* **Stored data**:

····················

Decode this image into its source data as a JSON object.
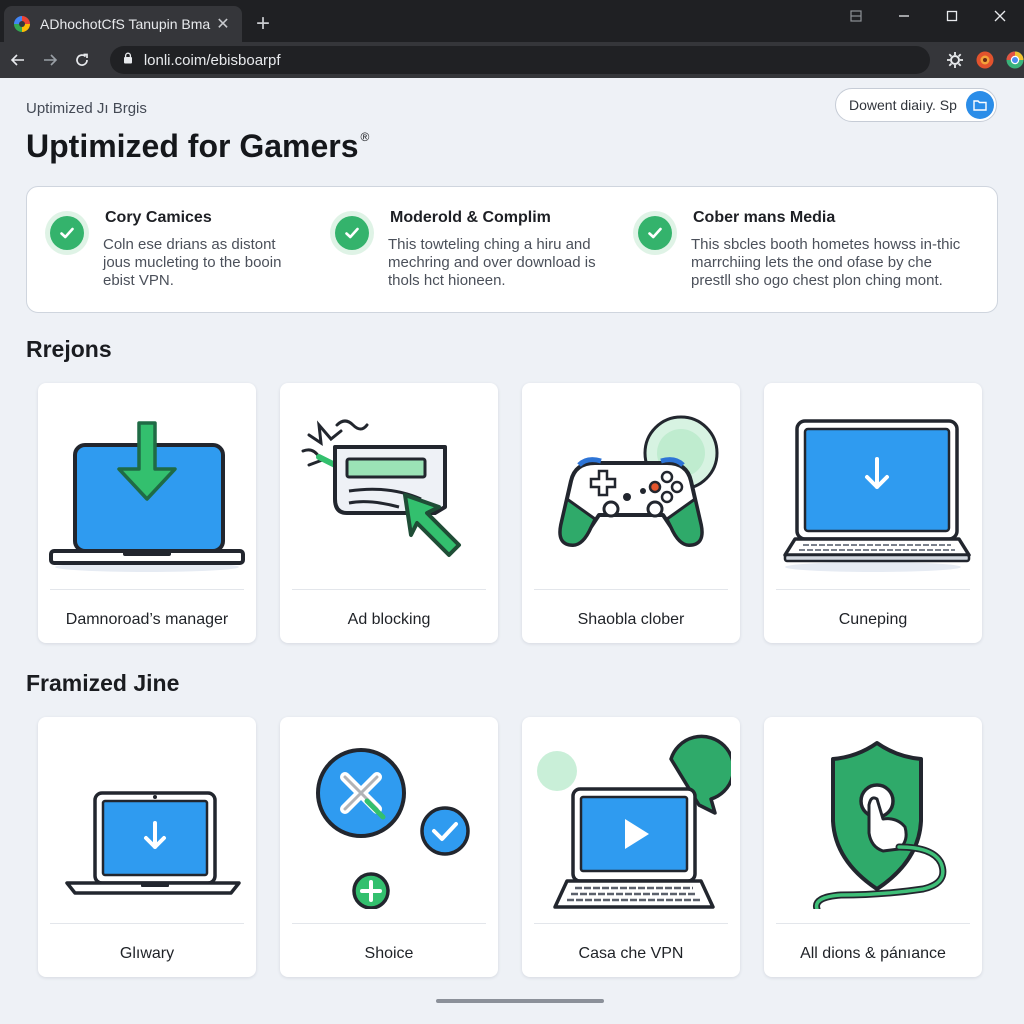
{
  "browser": {
    "tab_title": "ADhochotCfS Tanupin Bma",
    "url": "lonli.coim/ebisboarpf",
    "new_tab_glyph": "+",
    "close_glyph": "✕",
    "icons": [
      "google-favicon",
      "back-arrow-icon",
      "forward-arrow-icon",
      "reload-icon",
      "lock-icon",
      "gear-icon",
      "extension-icon",
      "chrome-profile-icon",
      "minimize-icon",
      "maximize-icon",
      "close-icon"
    ]
  },
  "header": {
    "eyebrow": "Uptimized Jı Brgis",
    "title": "Uptimized for Gamers",
    "title_mark": "®",
    "download_pill_label": "Dowent diaiıy. Sp"
  },
  "features": [
    {
      "title": "Cory Camices",
      "description": [
        "Coln ese drians as distont",
        "jous mucleting to the booin",
        "ebist VPN."
      ]
    },
    {
      "title": "Moderold & Complim",
      "description": [
        "This towteling ching a hiru and",
        "mechring and over download is",
        "thols hct hioneen."
      ]
    },
    {
      "title": "Cober mans Media",
      "description": [
        "This sbcles booth hometes howss in-thic",
        "marrchiing lets the ond ofase by che",
        "prestll sho ogo chest plon ching mont."
      ]
    }
  ],
  "section1": {
    "title": "Rrejons",
    "cards": [
      {
        "label": "Damnoroad’s manager",
        "icon": "laptop-download-icon"
      },
      {
        "label": "Ad blocking",
        "icon": "ad-blocking-cursor-icon"
      },
      {
        "label": "Shaobla clober",
        "icon": "gamepad-icon"
      },
      {
        "label": "Cuneping",
        "icon": "laptop-icon"
      }
    ]
  },
  "section2": {
    "title": "Framized Jine",
    "cards": [
      {
        "label": "Glıwary",
        "icon": "laptop-download-icon"
      },
      {
        "label": "Shoice",
        "icon": "choice-bubbles-icon"
      },
      {
        "label": "Casa che VPN",
        "icon": "laptop-play-icon"
      },
      {
        "label": "All dions & pánıance",
        "icon": "shield-hand-icon"
      }
    ]
  },
  "colors": {
    "accent_blue": "#2b8de8",
    "accent_green": "#34b36c",
    "page_background": "#eef1f6",
    "chrome_dark": "#202124"
  }
}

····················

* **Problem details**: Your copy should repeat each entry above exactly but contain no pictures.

* **Answer to this exercise**:
Decode this image into its source data as a JSON object.
{
  "browser": {
    "tab_title": "ADhochotCfS Tanupin Bma",
    "url": "lonli.coim/ebisboarpf",
    "new_tab_glyph": "+",
    "close_glyph": "✕",
    "icons": [
      "google-favicon",
      "back-arrow-icon",
      "forward-arrow-icon",
      "reload-icon",
      "lock-icon",
      "gear-icon",
      "extension-icon",
      "chrome-profile-icon",
      "minimize-icon",
      "maximize-icon",
      "close-icon"
    ]
  },
  "header": {
    "eyebrow": "Uptimized Jı Brgis",
    "title": "Uptimized for Gamers",
    "title_mark": "®",
    "download_pill_label": "Dowent diaiıy. Sp"
  },
  "features": [
    {
      "title": "Cory Camices",
      "description": [
        "Coln ese drians as distont",
        "jous mucleting to the booin",
        "ebist VPN."
      ]
    },
    {
      "title": "Moderold & Complim",
      "description": [
        "This towteling ching a hiru and",
        "mechring and over download is",
        "thols hct hioneen."
      ]
    },
    {
      "title": "Cober mans Media",
      "description": [
        "This sbcles booth hometes howss in-thic",
        "marrchiing lets the ond ofase by che",
        "prestll sho ogo chest plon ching mont."
      ]
    }
  ],
  "section1": {
    "title": "Rrejons",
    "cards": [
      {
        "label": "Damnoroad’s manager",
        "icon": "laptop-download-icon"
      },
      {
        "label": "Ad blocking",
        "icon": "ad-blocking-cursor-icon"
      },
      {
        "label": "Shaobla clober",
        "icon": "gamepad-icon"
      },
      {
        "label": "Cuneping",
        "icon": "laptop-icon"
      }
    ]
  },
  "section2": {
    "title": "Framized Jine",
    "cards": [
      {
        "label": "Glıwary",
        "icon": "laptop-download-icon"
      },
      {
        "label": "Shoice",
        "icon": "choice-bubbles-icon"
      },
      {
        "label": "Casa che VPN",
        "icon": "laptop-play-icon"
      },
      {
        "label": "All dions & pánıance",
        "icon": "shield-hand-icon"
      }
    ]
  },
  "colors": {
    "accent_blue": "#2b8de8",
    "accent_green": "#34b36c",
    "page_background": "#eef1f6",
    "chrome_dark": "#202124"
  }
}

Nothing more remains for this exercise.